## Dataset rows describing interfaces
━━━
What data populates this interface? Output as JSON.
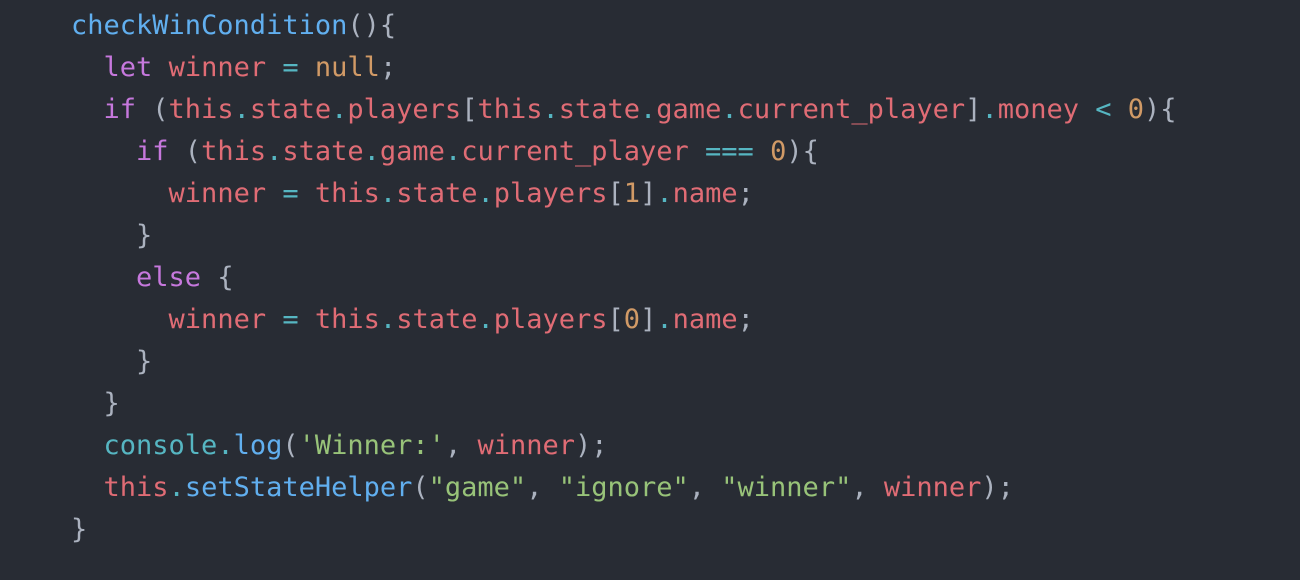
{
  "editor": {
    "theme_colors": {
      "background": "#282c34",
      "function": "#61afef",
      "keyword": "#c678dd",
      "variable": "#e06c75",
      "number": "#d19a66",
      "string": "#98c379",
      "operator": "#56b6c2",
      "punctuation": "#abb2bf"
    },
    "lines": [
      {
        "indent": "",
        "tokens": [
          {
            "t": "checkWinCondition",
            "k": "fn"
          },
          {
            "t": "(){",
            "k": "pun"
          }
        ]
      },
      {
        "indent": "  ",
        "tokens": [
          {
            "t": "let",
            "k": "kw"
          },
          {
            "t": " ",
            "k": "pun"
          },
          {
            "t": "winner",
            "k": "var"
          },
          {
            "t": " ",
            "k": "pun"
          },
          {
            "t": "=",
            "k": "op"
          },
          {
            "t": " ",
            "k": "pun"
          },
          {
            "t": "null",
            "k": "num"
          },
          {
            "t": ";",
            "k": "pun"
          }
        ]
      },
      {
        "indent": "  ",
        "tokens": [
          {
            "t": "if",
            "k": "kw"
          },
          {
            "t": " (",
            "k": "pun"
          },
          {
            "t": "this",
            "k": "var"
          },
          {
            "t": ".",
            "k": "dot"
          },
          {
            "t": "state",
            "k": "var"
          },
          {
            "t": ".",
            "k": "dot"
          },
          {
            "t": "players",
            "k": "var"
          },
          {
            "t": "[",
            "k": "pun"
          },
          {
            "t": "this",
            "k": "var"
          },
          {
            "t": ".",
            "k": "dot"
          },
          {
            "t": "state",
            "k": "var"
          },
          {
            "t": ".",
            "k": "dot"
          },
          {
            "t": "game",
            "k": "var"
          },
          {
            "t": ".",
            "k": "dot"
          },
          {
            "t": "current_player",
            "k": "var"
          },
          {
            "t": "]",
            "k": "pun"
          },
          {
            "t": ".",
            "k": "dot"
          },
          {
            "t": "money",
            "k": "var"
          },
          {
            "t": " ",
            "k": "pun"
          },
          {
            "t": "<",
            "k": "op"
          },
          {
            "t": " ",
            "k": "pun"
          },
          {
            "t": "0",
            "k": "num"
          },
          {
            "t": "){",
            "k": "pun"
          }
        ]
      },
      {
        "indent": "    ",
        "tokens": [
          {
            "t": "if",
            "k": "kw"
          },
          {
            "t": " (",
            "k": "pun"
          },
          {
            "t": "this",
            "k": "var"
          },
          {
            "t": ".",
            "k": "dot"
          },
          {
            "t": "state",
            "k": "var"
          },
          {
            "t": ".",
            "k": "dot"
          },
          {
            "t": "game",
            "k": "var"
          },
          {
            "t": ".",
            "k": "dot"
          },
          {
            "t": "current_player",
            "k": "var"
          },
          {
            "t": " ",
            "k": "pun"
          },
          {
            "t": "===",
            "k": "op"
          },
          {
            "t": " ",
            "k": "pun"
          },
          {
            "t": "0",
            "k": "num"
          },
          {
            "t": "){",
            "k": "pun"
          }
        ]
      },
      {
        "indent": "      ",
        "tokens": [
          {
            "t": "winner",
            "k": "var"
          },
          {
            "t": " ",
            "k": "pun"
          },
          {
            "t": "=",
            "k": "op"
          },
          {
            "t": " ",
            "k": "pun"
          },
          {
            "t": "this",
            "k": "var"
          },
          {
            "t": ".",
            "k": "dot"
          },
          {
            "t": "state",
            "k": "var"
          },
          {
            "t": ".",
            "k": "dot"
          },
          {
            "t": "players",
            "k": "var"
          },
          {
            "t": "[",
            "k": "pun"
          },
          {
            "t": "1",
            "k": "num"
          },
          {
            "t": "]",
            "k": "pun"
          },
          {
            "t": ".",
            "k": "dot"
          },
          {
            "t": "name",
            "k": "var"
          },
          {
            "t": ";",
            "k": "pun"
          }
        ]
      },
      {
        "indent": "    ",
        "tokens": [
          {
            "t": "}",
            "k": "pun"
          }
        ]
      },
      {
        "indent": "    ",
        "tokens": [
          {
            "t": "else",
            "k": "kw"
          },
          {
            "t": " {",
            "k": "pun"
          }
        ]
      },
      {
        "indent": "      ",
        "tokens": [
          {
            "t": "winner",
            "k": "var"
          },
          {
            "t": " ",
            "k": "pun"
          },
          {
            "t": "=",
            "k": "op"
          },
          {
            "t": " ",
            "k": "pun"
          },
          {
            "t": "this",
            "k": "var"
          },
          {
            "t": ".",
            "k": "dot"
          },
          {
            "t": "state",
            "k": "var"
          },
          {
            "t": ".",
            "k": "dot"
          },
          {
            "t": "players",
            "k": "var"
          },
          {
            "t": "[",
            "k": "pun"
          },
          {
            "t": "0",
            "k": "num"
          },
          {
            "t": "]",
            "k": "pun"
          },
          {
            "t": ".",
            "k": "dot"
          },
          {
            "t": "name",
            "k": "var"
          },
          {
            "t": ";",
            "k": "pun"
          }
        ]
      },
      {
        "indent": "    ",
        "tokens": [
          {
            "t": "}",
            "k": "pun"
          }
        ]
      },
      {
        "indent": "  ",
        "tokens": [
          {
            "t": "}",
            "k": "pun"
          }
        ]
      },
      {
        "indent": "  ",
        "tokens": [
          {
            "t": "console",
            "k": "obj"
          },
          {
            "t": ".",
            "k": "dot"
          },
          {
            "t": "log",
            "k": "fn"
          },
          {
            "t": "(",
            "k": "pun"
          },
          {
            "t": "'Winner:'",
            "k": "str"
          },
          {
            "t": ", ",
            "k": "pun"
          },
          {
            "t": "winner",
            "k": "var"
          },
          {
            "t": ");",
            "k": "pun"
          }
        ]
      },
      {
        "indent": "  ",
        "tokens": [
          {
            "t": "this",
            "k": "var"
          },
          {
            "t": ".",
            "k": "dot"
          },
          {
            "t": "setStateHelper",
            "k": "fn"
          },
          {
            "t": "(",
            "k": "pun"
          },
          {
            "t": "\"game\"",
            "k": "str"
          },
          {
            "t": ", ",
            "k": "pun"
          },
          {
            "t": "\"ignore\"",
            "k": "str"
          },
          {
            "t": ", ",
            "k": "pun"
          },
          {
            "t": "\"winner\"",
            "k": "str"
          },
          {
            "t": ", ",
            "k": "pun"
          },
          {
            "t": "winner",
            "k": "var"
          },
          {
            "t": ");",
            "k": "pun"
          }
        ]
      },
      {
        "indent": "",
        "tokens": [
          {
            "t": "}",
            "k": "pun"
          }
        ]
      }
    ]
  }
}
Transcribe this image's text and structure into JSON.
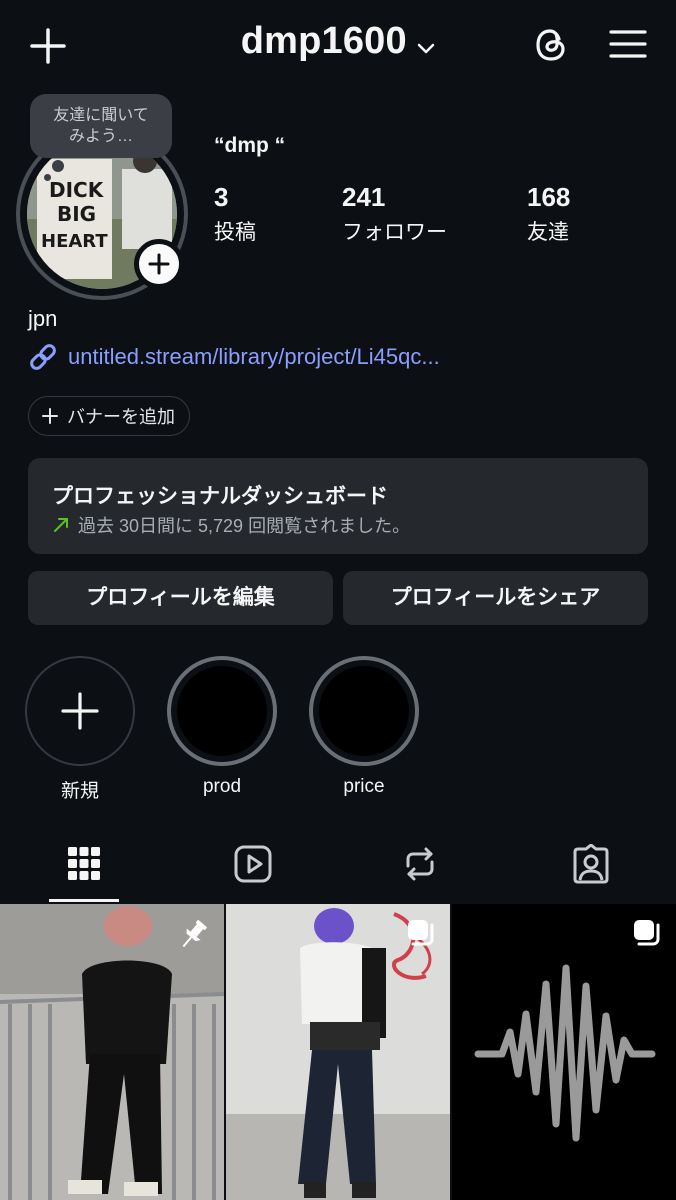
{
  "header": {
    "username": "dmp1600",
    "icons": [
      "plus-icon",
      "chevron-down-icon",
      "threads-icon",
      "hamburger-menu-icon"
    ]
  },
  "profile": {
    "note_text_line1": "友達に聞いて",
    "note_text_line2": "みよう…",
    "display_name": "“dmp “",
    "stats": [
      {
        "value": "3",
        "label": "投稿"
      },
      {
        "value": "241",
        "label": "フォロワー"
      },
      {
        "value": "168",
        "label": "友達"
      }
    ],
    "bio": "jpn",
    "link": "untitled.stream/library/project/Li45qc...",
    "add_banner": "バナーを追加"
  },
  "dashboard": {
    "title": "プロフェッショナルダッシュボード",
    "subtitle": "過去 30日間に 5,729 回閲覧されました。"
  },
  "actions": {
    "edit_profile": "プロフィールを編集",
    "share_profile": "プロフィールをシェア"
  },
  "highlights": [
    {
      "label": "新規"
    },
    {
      "label": "prod"
    },
    {
      "label": "price"
    }
  ],
  "tabs": [
    "grid-icon",
    "reels-icon",
    "reposts-icon",
    "tagged-icon"
  ],
  "posts": [
    {
      "badge": "pin-icon"
    },
    {
      "badge": "multiple-posts-icon"
    },
    {
      "badge": "multiple-posts-icon"
    }
  ],
  "colors": {
    "background": "#0c1014",
    "card": "#25292e",
    "link": "#8a9eff",
    "text": "#f5f5f5",
    "trend": "#58c322"
  }
}
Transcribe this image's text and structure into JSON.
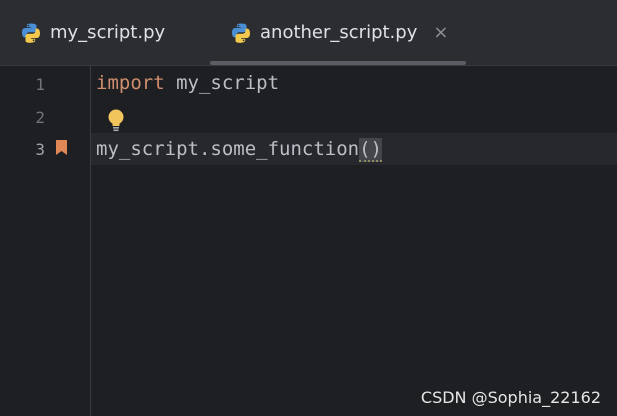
{
  "tabs": [
    {
      "label": "my_script.py",
      "icon": "python-file-icon",
      "active": false
    },
    {
      "label": "another_script.py",
      "icon": "python-file-icon",
      "active": true,
      "closable": true,
      "close_glyph": "×"
    }
  ],
  "gutter": {
    "line_numbers": [
      "1",
      "2",
      "3"
    ],
    "current_line": 3,
    "bookmark_line": 3,
    "intention_bulb_line": 2
  },
  "code": {
    "line1": {
      "keyword": "import",
      "rest": " my_script"
    },
    "line3": {
      "text": "my_script.some_function",
      "paren": "()"
    }
  },
  "watermark": "CSDN @Sophia_22162",
  "colors": {
    "background": "#1e1f22",
    "tabbar": "#2b2d30",
    "keyword": "#cf8e6d",
    "text": "#bcbec4",
    "bookmark": "#e08855",
    "bulb": "#f2c55c"
  }
}
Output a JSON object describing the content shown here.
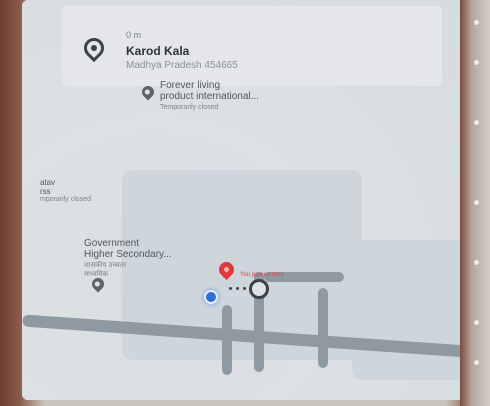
{
  "place_card": {
    "distance": "0 m",
    "title": "Karod Kala",
    "address": "Madhya Pradesh 454665"
  },
  "pois": [
    {
      "name": "Forever living\nproduct international...",
      "status": "Temporarily closed"
    },
    {
      "name": "atav\nrss",
      "status": "mporarily closed"
    },
    {
      "name": "Government\nHigher Secondary...",
      "status": "शासकीय उच्चतर\nमाध्यमिक"
    }
  ],
  "marker": {
    "label": "You parked here"
  },
  "colors": {
    "pin": "#e2393f",
    "location_dot": "#2f6fd8",
    "road": "#8e99a2"
  }
}
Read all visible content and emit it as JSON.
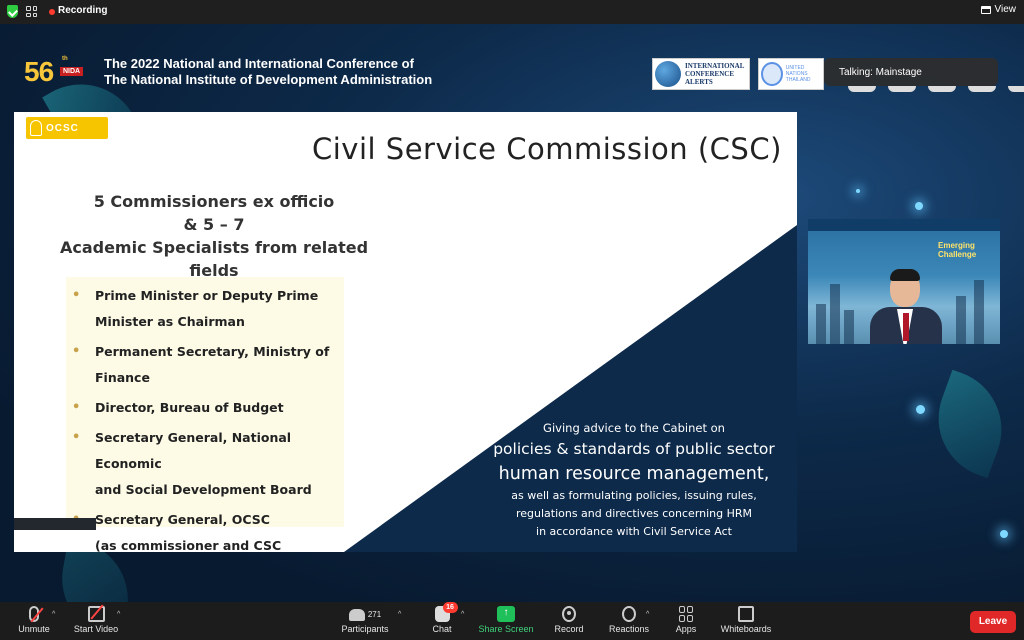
{
  "topbar": {
    "recording_label": "Recording",
    "view_label": "View"
  },
  "banner": {
    "anniversary_number": "56",
    "anniversary_suffix": "th",
    "org_tag": "NIDA",
    "title_line1": "The 2022 National and International Conference of",
    "title_line2": "The National Institute of Development Administration",
    "sponsor1_lines": [
      "INTERNATIONAL",
      "CONFERENCE",
      "ALERTS"
    ],
    "sponsor2_lines": [
      "UNITED NATIONS",
      "THAILAND"
    ]
  },
  "talking_indicator": "Talking: Mainstage",
  "slide": {
    "logo_text": "OCSC",
    "title": "Civil Service Commission (CSC)",
    "commissioners": [
      "5 Commissioners ex officio",
      "& 5 – 7",
      "Academic Specialists from related fields"
    ],
    "bullets": [
      [
        "Prime Minister or Deputy Prime",
        "Minister as Chairman"
      ],
      [
        "Permanent Secretary, Ministry of",
        "Finance"
      ],
      [
        "Director, Bureau of Budget"
      ],
      [
        "Secretary General, National Economic",
        "and Social Development Board"
      ],
      [
        "Secretary General, OCSC",
        "(as commissioner and CSC secretary)"
      ]
    ],
    "advice_line1": "Giving advice to the Cabinet on",
    "advice_line2": "policies & standards of public sector",
    "advice_line3": "human resource management,",
    "advice_rest": [
      "as well as formulating policies, issuing rules,",
      "regulations and directives concerning HRM",
      "in accordance with Civil Service Act"
    ]
  },
  "speaker_thumb": {
    "slide_heading": "Emerging Challenge"
  },
  "toolbar": {
    "unmute": "Unmute",
    "start_video": "Start Video",
    "participants_count": "271",
    "participants": "Participants",
    "chat": "Chat",
    "chat_badge": "16",
    "share_screen": "Share Screen",
    "record": "Record",
    "reactions": "Reactions",
    "apps": "Apps",
    "whiteboards": "Whiteboards",
    "leave": "Leave"
  },
  "colors": {
    "share_green": "#1fbf5a",
    "leave_red": "#e02828",
    "recording_red": "#ff3b30",
    "slide_navy": "#0d2a4a",
    "ocsc_yellow": "#f7c400"
  }
}
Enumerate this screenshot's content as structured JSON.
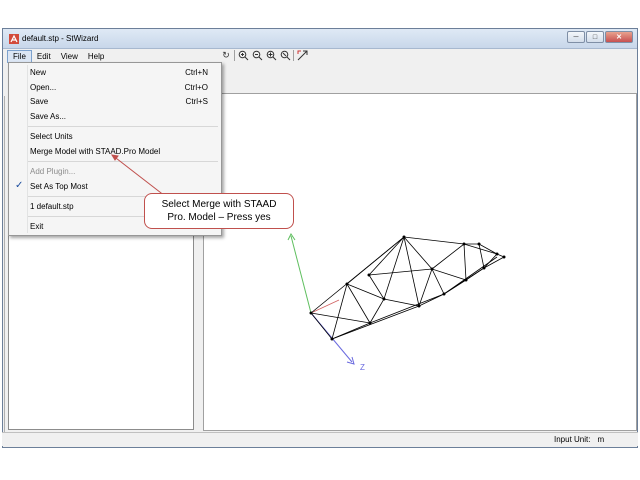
{
  "window": {
    "title": "default.stp - StWizard",
    "controls": {
      "minimize": "─",
      "maximize": "□",
      "close": "✕"
    }
  },
  "menubar": {
    "items": [
      "File",
      "Edit",
      "View",
      "Help"
    ],
    "active": "File"
  },
  "file_menu": {
    "items": [
      {
        "label": "New",
        "shortcut": "Ctrl+N"
      },
      {
        "label": "Open...",
        "shortcut": "Ctrl+O"
      },
      {
        "label": "Save",
        "shortcut": "Ctrl+S"
      },
      {
        "label": "Save As...",
        "shortcut": ""
      },
      {
        "label": "Select Units",
        "shortcut": ""
      },
      {
        "label": "Merge Model with STAAD.Pro Model",
        "shortcut": ""
      },
      {
        "label": "Add Plugin...",
        "shortcut": "",
        "disabled": true
      },
      {
        "label": "Set As Top Most",
        "shortcut": "",
        "checked": true
      },
      {
        "label": "1 default.stp",
        "shortcut": ""
      },
      {
        "label": "Exit",
        "shortcut": ""
      }
    ]
  },
  "toolbar": {
    "icons": [
      "rotate-icon",
      "zoom-in-icon",
      "zoom-out-icon",
      "zoom-window-icon",
      "zoom-fit-icon",
      "pan-icon"
    ]
  },
  "callout": {
    "line1": "Select Merge with STAAD",
    "line2": "Pro.  Model – Press yes"
  },
  "viewport": {
    "axis_z_label": "Z"
  },
  "statusbar": {
    "input_unit_label": "Input Unit:",
    "input_unit_value": "m"
  },
  "colors": {
    "callout_border": "#c0504d",
    "axis_y": "#5fbf5f",
    "axis_z": "#6a6adf",
    "model_lines": "#000000"
  }
}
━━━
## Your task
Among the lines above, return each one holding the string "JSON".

## Expected answer
What data populates this interface? Output as JSON.
Transcribe this image's text and structure into JSON.
Transcribe this image's text and structure into JSON.
Output a JSON object describing the content shown here.
Read all visible content and emit it as JSON.
Enumerate this screenshot's content as structured JSON.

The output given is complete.